Additionally, I found out that both of her parents had died at the age of 66; so now when she and each of her siblings reach the age of 67, they have and will celebrate with a big party. Remembering this now puts a smile on my face.

After this early morning cheery conversation, I used my Martins points to get gas. As I was getting out of my truck, the attendant approached the pump with a bag of cat food. While we exchanged ‘good mornings’ she filled the bowl that was under a cinder block display of windshield wiper fluid. Her thoughtfulness was deeply touching.

Gratitude can heighten our awareness to kindness and goodness. Gratitude can make all our words and actions more poignant and every breath precious. Gratitude is an act of humility and selflessness that assumes nothing but compassion and generosity for and towards all God’s beloveds—all creatures great and small.

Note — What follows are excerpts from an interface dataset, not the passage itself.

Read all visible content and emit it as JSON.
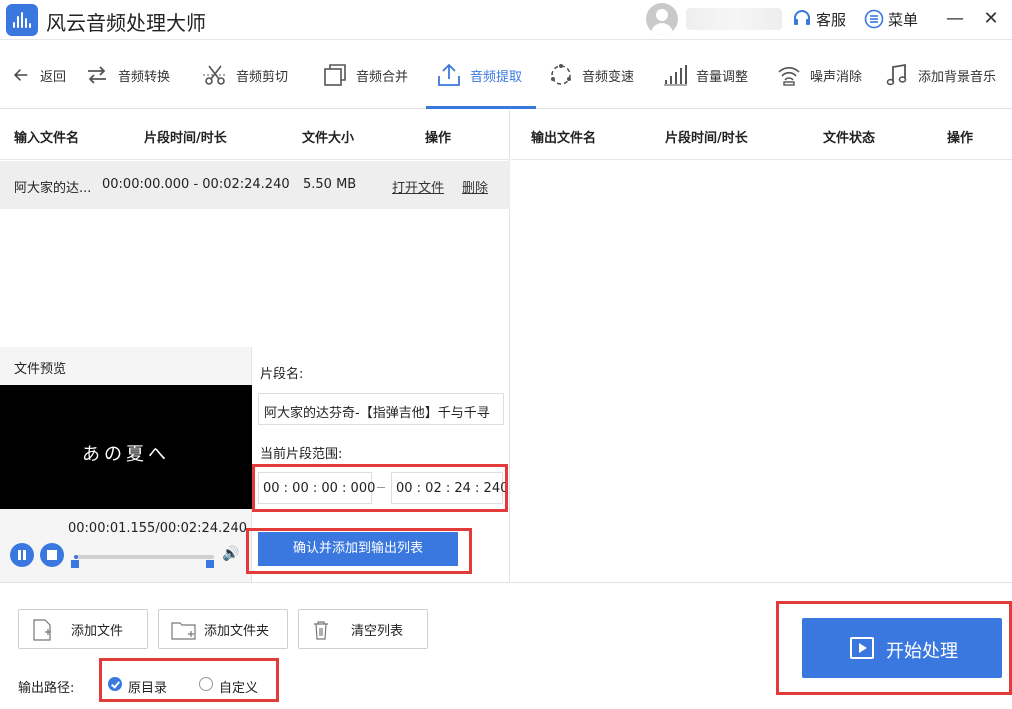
{
  "app": {
    "title": "风云音频处理大师",
    "support": "客服",
    "menu": "菜单"
  },
  "toolbar": {
    "back": "返回",
    "items": [
      "音频转换",
      "音频剪切",
      "音频合并",
      "音频提取",
      "音频变速",
      "音量调整",
      "噪声消除",
      "添加背景音乐"
    ],
    "active": "音频提取"
  },
  "input_table": {
    "headers": [
      "输入文件名",
      "片段时间/时长",
      "文件大小",
      "操作"
    ],
    "rows": [
      {
        "name": "阿大家的达...",
        "range": "00:00:00.000 - 00:02:24.240",
        "size": "5.50 MB",
        "open": "打开文件",
        "delete": "删除"
      }
    ]
  },
  "output_table": {
    "headers": [
      "输出文件名",
      "片段时间/时长",
      "文件状态",
      "操作"
    ]
  },
  "preview": {
    "label": "文件预览",
    "video_text": "あの夏へ",
    "time": "00:00:01.155/00:02:24.240",
    "progress": 0.008
  },
  "segment": {
    "name_label": "片段名:",
    "name_value": "阿大家的达芬奇-【指弹吉他】千与千寻",
    "range_label": "当前片段范围:",
    "start": "00 : 00 : 00 : 000",
    "end": "00 : 02 : 24 : 240",
    "confirm": "确认并添加到输出列表"
  },
  "bottom": {
    "add_file": "添加文件",
    "add_folder": "添加文件夹",
    "clear": "清空列表",
    "output_path_label": "输出路径:",
    "opt_original": "原目录",
    "opt_custom": "自定义",
    "start": "开始处理"
  },
  "colors": {
    "accent": "#3a78e0",
    "highlight": "#e33a3a"
  }
}
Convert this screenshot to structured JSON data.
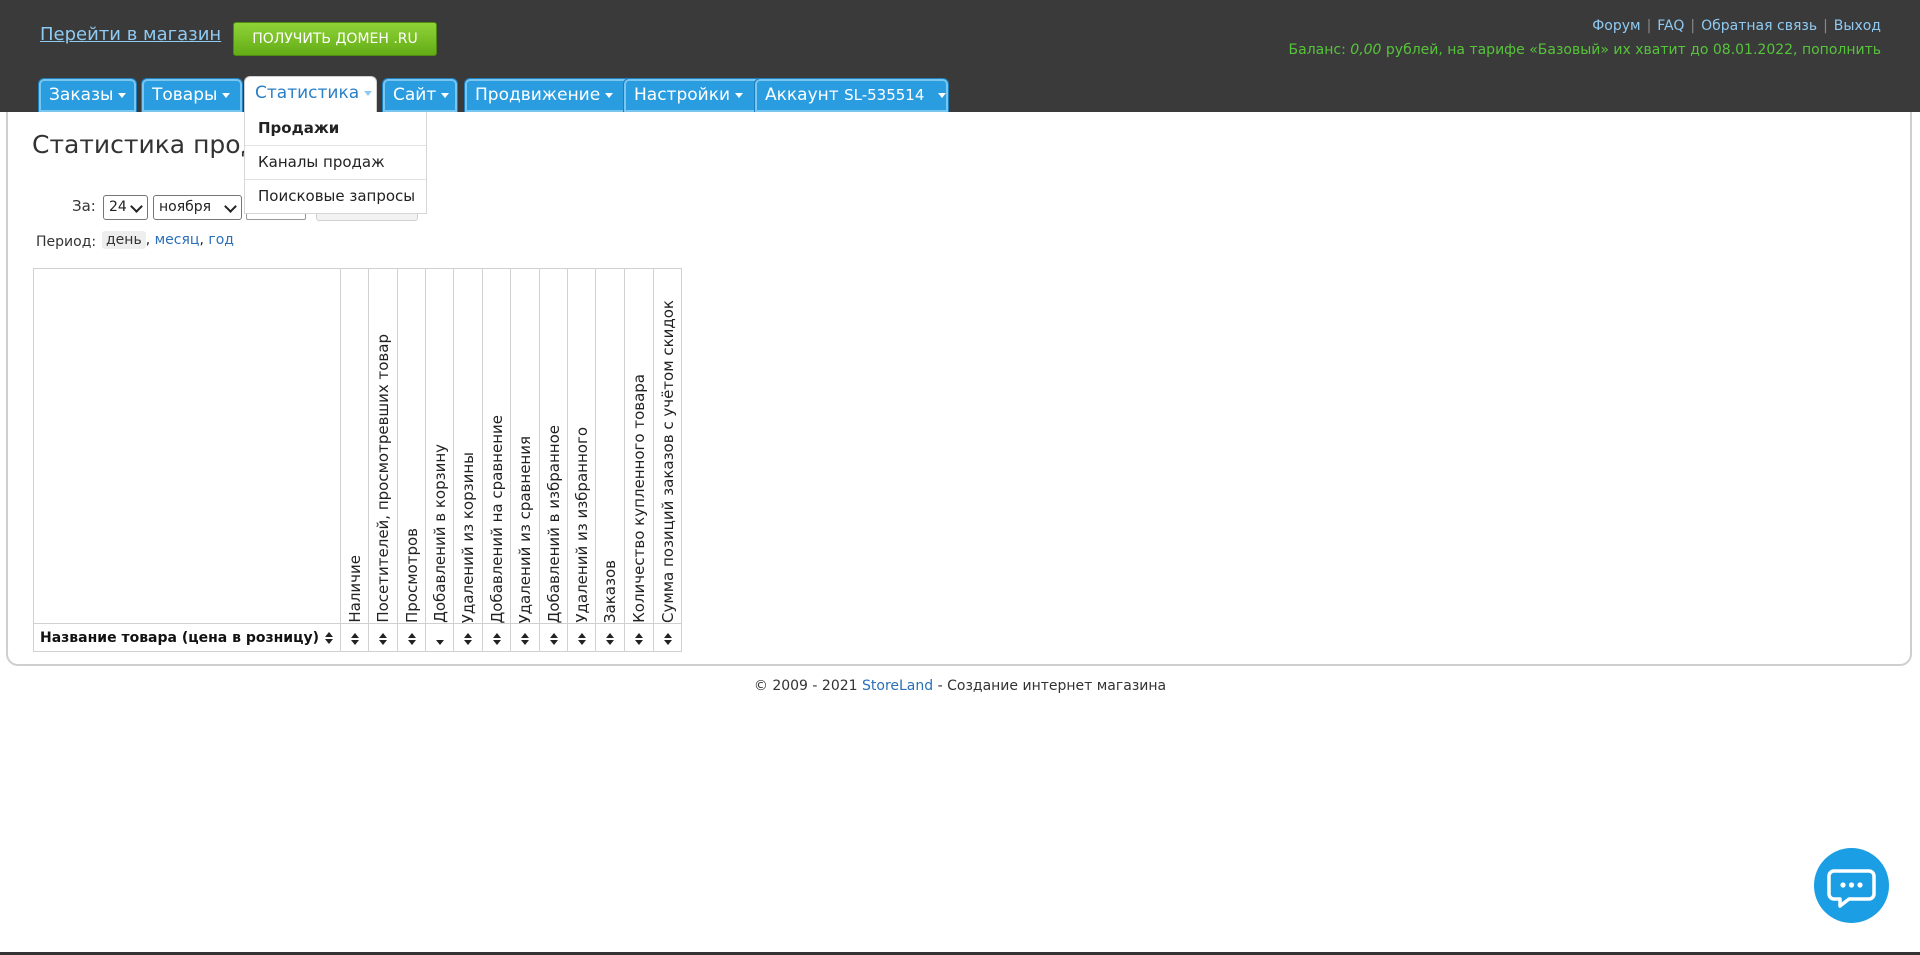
{
  "header": {
    "shop_link": "Перейти в магазин",
    "domain_button": "ПОЛУЧИТЬ ДОМЕН .RU",
    "top_links": {
      "forum": "Форум",
      "faq": "FAQ",
      "feedback": "Обратная связь",
      "logout": "Выход"
    },
    "balance": {
      "prefix": "Баланс: ",
      "amount": "0,00",
      "middle": " рублей, на тарифе «Базовый» их хватит до 08.01.2022, ",
      "topup": "пополнить"
    }
  },
  "nav": {
    "tabs": [
      {
        "label": "Заказы"
      },
      {
        "label": "Товары"
      },
      {
        "label": "Статистика"
      },
      {
        "label": "Сайт"
      },
      {
        "label": "Продвижение"
      },
      {
        "label": "Настройки"
      },
      {
        "label": "Аккаунт",
        "suffix": "SL-535514"
      }
    ],
    "active": "Статистика"
  },
  "dropdown": {
    "items": [
      "Продажи",
      "Каналы продаж",
      "Поисковые запросы"
    ]
  },
  "page": {
    "title": "Статистика продаж",
    "filter_label": "За:",
    "day_value": "24",
    "month_value": "ноября",
    "period_label": "Период:",
    "period_current": "день",
    "period_month": "месяц",
    "period_year": "год"
  },
  "table": {
    "name_column": "Название товара (цена в розницу)",
    "columns": [
      "Наличие",
      "Посетителей, просмотревших товар",
      "Просмотров",
      "Добавлений в корзину",
      "Удалений из корзины",
      "Добавлений на сравнение",
      "Удалений из сравнения",
      "Добавлений в избранное",
      "Удалений из избранного",
      "Заказов",
      "Количество купленного товара",
      "Сумма позиций заказов с учётом скидок"
    ]
  },
  "footer": {
    "copyright": "© 2009 - 2021 ",
    "brand": "StoreLand",
    "tail": " - Создание интернет магазина"
  },
  "colors": {
    "header_bg": "#3a3a3a",
    "tab_blue": "#2a9de0",
    "balance_green": "#56c43a",
    "link_blue": "#2a6fb8"
  },
  "icons": {
    "chat": "chat-bubble-icon",
    "sort": "sort-arrows-icon"
  }
}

Just like a fish in water, gratitude should be the environment in which we walk out our trust in God.

This is a lesson the Old Testament prophet, Habakkuk highlights. Known as the “complainer” by many Christians, Habakkuk spends most of his short book complaining to God about the coming destruction and judgement of the nation of Israel by the Babylonians which took place during the sixth century BCE.

After spending much of three chapters fussing and grumbling to God, he ends with this:

For even if the fig tree doesn’t blossom,
and no fruit is on the vines,
even if the olive tree fails to produce,
and the fields yield no food at all,
even if the sheep vanish from the sheep pen,
and there are no cows in the stalls;
still, I will rejoice in ADONAI,
I will take joy in the God of my salvation.
ELOHIM Adonai is my strength!
He makes me swift and sure-footed as a deer
and enables me to stride over my high places.

Verse 19 in another translation reads:

The Sovereign LORD is my source of strength.
He gives me the agility of a deer;
he enables me to negotiate the rugged terrain.

Most of, if not all, the time …

It is a serious thing just to be alive on this fresh morning in this broken world. Mary Oliver